Set down all of the entries exactly, leaving nothing out.

***** Supplied records *****

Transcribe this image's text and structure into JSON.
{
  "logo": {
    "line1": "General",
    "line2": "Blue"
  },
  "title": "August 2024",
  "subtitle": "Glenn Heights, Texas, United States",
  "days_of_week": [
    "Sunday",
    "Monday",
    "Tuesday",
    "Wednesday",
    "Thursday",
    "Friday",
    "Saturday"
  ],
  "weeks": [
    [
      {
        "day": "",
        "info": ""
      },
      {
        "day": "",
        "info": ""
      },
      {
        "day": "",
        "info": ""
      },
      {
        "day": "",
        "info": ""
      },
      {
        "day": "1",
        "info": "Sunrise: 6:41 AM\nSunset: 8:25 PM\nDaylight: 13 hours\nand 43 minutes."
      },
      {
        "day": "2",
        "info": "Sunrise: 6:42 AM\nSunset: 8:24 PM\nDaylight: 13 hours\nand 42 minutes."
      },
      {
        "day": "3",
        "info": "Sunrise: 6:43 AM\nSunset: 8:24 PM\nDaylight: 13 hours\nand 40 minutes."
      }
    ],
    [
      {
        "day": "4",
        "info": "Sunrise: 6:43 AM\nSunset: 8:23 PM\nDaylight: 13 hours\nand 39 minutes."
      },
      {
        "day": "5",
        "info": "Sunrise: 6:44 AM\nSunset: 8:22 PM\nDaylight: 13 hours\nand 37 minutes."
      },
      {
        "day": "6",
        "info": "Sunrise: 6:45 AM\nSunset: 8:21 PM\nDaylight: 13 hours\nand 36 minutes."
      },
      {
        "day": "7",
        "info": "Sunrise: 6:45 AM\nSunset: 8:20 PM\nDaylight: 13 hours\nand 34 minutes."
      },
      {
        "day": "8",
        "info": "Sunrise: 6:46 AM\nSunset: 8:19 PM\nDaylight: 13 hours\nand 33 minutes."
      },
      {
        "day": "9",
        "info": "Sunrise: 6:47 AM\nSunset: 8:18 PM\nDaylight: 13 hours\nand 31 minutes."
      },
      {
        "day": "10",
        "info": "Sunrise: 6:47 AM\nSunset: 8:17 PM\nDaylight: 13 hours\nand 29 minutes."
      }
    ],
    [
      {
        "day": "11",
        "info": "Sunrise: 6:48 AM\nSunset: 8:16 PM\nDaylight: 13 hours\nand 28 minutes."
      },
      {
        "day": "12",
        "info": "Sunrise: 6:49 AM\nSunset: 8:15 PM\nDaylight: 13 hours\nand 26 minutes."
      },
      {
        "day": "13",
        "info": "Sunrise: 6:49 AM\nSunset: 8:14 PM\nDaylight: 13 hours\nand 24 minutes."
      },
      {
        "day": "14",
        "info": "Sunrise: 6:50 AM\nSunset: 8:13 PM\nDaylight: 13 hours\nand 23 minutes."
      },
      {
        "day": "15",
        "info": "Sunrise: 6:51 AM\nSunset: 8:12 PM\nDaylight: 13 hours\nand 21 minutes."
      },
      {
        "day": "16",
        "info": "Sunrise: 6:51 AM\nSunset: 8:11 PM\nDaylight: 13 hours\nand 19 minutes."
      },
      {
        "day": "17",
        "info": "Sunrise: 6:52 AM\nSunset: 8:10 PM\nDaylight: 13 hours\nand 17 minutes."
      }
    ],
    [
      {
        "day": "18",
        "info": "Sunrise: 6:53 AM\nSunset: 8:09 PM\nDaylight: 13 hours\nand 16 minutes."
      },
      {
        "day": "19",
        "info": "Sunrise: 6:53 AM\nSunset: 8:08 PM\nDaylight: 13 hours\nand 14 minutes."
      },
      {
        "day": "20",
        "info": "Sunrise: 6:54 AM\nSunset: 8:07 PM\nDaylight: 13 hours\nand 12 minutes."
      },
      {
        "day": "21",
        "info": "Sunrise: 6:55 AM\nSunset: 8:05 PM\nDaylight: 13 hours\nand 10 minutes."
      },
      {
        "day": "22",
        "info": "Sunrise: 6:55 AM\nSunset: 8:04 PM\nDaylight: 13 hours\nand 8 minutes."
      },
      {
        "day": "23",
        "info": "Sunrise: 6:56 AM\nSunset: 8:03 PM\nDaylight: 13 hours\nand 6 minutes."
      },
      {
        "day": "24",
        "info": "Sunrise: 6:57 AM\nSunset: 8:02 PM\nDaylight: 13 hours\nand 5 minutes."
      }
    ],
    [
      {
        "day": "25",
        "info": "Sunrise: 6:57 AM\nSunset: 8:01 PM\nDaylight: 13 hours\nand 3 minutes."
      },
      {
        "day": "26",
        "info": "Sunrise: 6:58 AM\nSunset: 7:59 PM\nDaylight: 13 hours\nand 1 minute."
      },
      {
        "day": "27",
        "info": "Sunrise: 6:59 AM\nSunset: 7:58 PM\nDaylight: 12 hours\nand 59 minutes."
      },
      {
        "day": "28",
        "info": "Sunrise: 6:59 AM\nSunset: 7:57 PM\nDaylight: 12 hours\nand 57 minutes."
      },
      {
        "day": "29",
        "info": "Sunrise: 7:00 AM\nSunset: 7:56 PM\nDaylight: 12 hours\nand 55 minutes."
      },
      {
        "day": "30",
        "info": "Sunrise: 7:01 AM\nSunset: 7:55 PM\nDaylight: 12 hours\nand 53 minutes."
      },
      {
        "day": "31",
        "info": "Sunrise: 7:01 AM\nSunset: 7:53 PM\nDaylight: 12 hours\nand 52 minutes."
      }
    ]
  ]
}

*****

--- Expected answer ---
Transcribe this image's text and structure into JSON.
{
  "logo": {
    "line1": "General",
    "line2": "Blue"
  },
  "title": "August 2024",
  "subtitle": "Glenn Heights, Texas, United States",
  "days_of_week": [
    "Sunday",
    "Monday",
    "Tuesday",
    "Wednesday",
    "Thursday",
    "Friday",
    "Saturday"
  ],
  "weeks": [
    [
      {
        "day": "",
        "info": ""
      },
      {
        "day": "",
        "info": ""
      },
      {
        "day": "",
        "info": ""
      },
      {
        "day": "",
        "info": ""
      },
      {
        "day": "1",
        "info": "Sunrise: 6:41 AM\nSunset: 8:25 PM\nDaylight: 13 hours\nand 43 minutes."
      },
      {
        "day": "2",
        "info": "Sunrise: 6:42 AM\nSunset: 8:24 PM\nDaylight: 13 hours\nand 42 minutes."
      },
      {
        "day": "3",
        "info": "Sunrise: 6:43 AM\nSunset: 8:24 PM\nDaylight: 13 hours\nand 40 minutes."
      }
    ],
    [
      {
        "day": "4",
        "info": "Sunrise: 6:43 AM\nSunset: 8:23 PM\nDaylight: 13 hours\nand 39 minutes."
      },
      {
        "day": "5",
        "info": "Sunrise: 6:44 AM\nSunset: 8:22 PM\nDaylight: 13 hours\nand 37 minutes."
      },
      {
        "day": "6",
        "info": "Sunrise: 6:45 AM\nSunset: 8:21 PM\nDaylight: 13 hours\nand 36 minutes."
      },
      {
        "day": "7",
        "info": "Sunrise: 6:45 AM\nSunset: 8:20 PM\nDaylight: 13 hours\nand 34 minutes."
      },
      {
        "day": "8",
        "info": "Sunrise: 6:46 AM\nSunset: 8:19 PM\nDaylight: 13 hours\nand 33 minutes."
      },
      {
        "day": "9",
        "info": "Sunrise: 6:47 AM\nSunset: 8:18 PM\nDaylight: 13 hours\nand 31 minutes."
      },
      {
        "day": "10",
        "info": "Sunrise: 6:47 AM\nSunset: 8:17 PM\nDaylight: 13 hours\nand 29 minutes."
      }
    ],
    [
      {
        "day": "11",
        "info": "Sunrise: 6:48 AM\nSunset: 8:16 PM\nDaylight: 13 hours\nand 28 minutes."
      },
      {
        "day": "12",
        "info": "Sunrise: 6:49 AM\nSunset: 8:15 PM\nDaylight: 13 hours\nand 26 minutes."
      },
      {
        "day": "13",
        "info": "Sunrise: 6:49 AM\nSunset: 8:14 PM\nDaylight: 13 hours\nand 24 minutes."
      },
      {
        "day": "14",
        "info": "Sunrise: 6:50 AM\nSunset: 8:13 PM\nDaylight: 13 hours\nand 23 minutes."
      },
      {
        "day": "15",
        "info": "Sunrise: 6:51 AM\nSunset: 8:12 PM\nDaylight: 13 hours\nand 21 minutes."
      },
      {
        "day": "16",
        "info": "Sunrise: 6:51 AM\nSunset: 8:11 PM\nDaylight: 13 hours\nand 19 minutes."
      },
      {
        "day": "17",
        "info": "Sunrise: 6:52 AM\nSunset: 8:10 PM\nDaylight: 13 hours\nand 17 minutes."
      }
    ],
    [
      {
        "day": "18",
        "info": "Sunrise: 6:53 AM\nSunset: 8:09 PM\nDaylight: 13 hours\nand 16 minutes."
      },
      {
        "day": "19",
        "info": "Sunrise: 6:53 AM\nSunset: 8:08 PM\nDaylight: 13 hours\nand 14 minutes."
      },
      {
        "day": "20",
        "info": "Sunrise: 6:54 AM\nSunset: 8:07 PM\nDaylight: 13 hours\nand 12 minutes."
      },
      {
        "day": "21",
        "info": "Sunrise: 6:55 AM\nSunset: 8:05 PM\nDaylight: 13 hours\nand 10 minutes."
      },
      {
        "day": "22",
        "info": "Sunrise: 6:55 AM\nSunset: 8:04 PM\nDaylight: 13 hours\nand 8 minutes."
      },
      {
        "day": "23",
        "info": "Sunrise: 6:56 AM\nSunset: 8:03 PM\nDaylight: 13 hours\nand 6 minutes."
      },
      {
        "day": "24",
        "info": "Sunrise: 6:57 AM\nSunset: 8:02 PM\nDaylight: 13 hours\nand 5 minutes."
      }
    ],
    [
      {
        "day": "25",
        "info": "Sunrise: 6:57 AM\nSunset: 8:01 PM\nDaylight: 13 hours\nand 3 minutes."
      },
      {
        "day": "26",
        "info": "Sunrise: 6:58 AM\nSunset: 7:59 PM\nDaylight: 13 hours\nand 1 minute."
      },
      {
        "day": "27",
        "info": "Sunrise: 6:59 AM\nSunset: 7:58 PM\nDaylight: 12 hours\nand 59 minutes."
      },
      {
        "day": "28",
        "info": "Sunrise: 6:59 AM\nSunset: 7:57 PM\nDaylight: 12 hours\nand 57 minutes."
      },
      {
        "day": "29",
        "info": "Sunrise: 7:00 AM\nSunset: 7:56 PM\nDaylight: 12 hours\nand 55 minutes."
      },
      {
        "day": "30",
        "info": "Sunrise: 7:01 AM\nSunset: 7:55 PM\nDaylight: 12 hours\nand 53 minutes."
      },
      {
        "day": "31",
        "info": "Sunrise: 7:01 AM\nSunset: 7:53 PM\nDaylight: 12 hours\nand 52 minutes."
      }
    ]
  ]
}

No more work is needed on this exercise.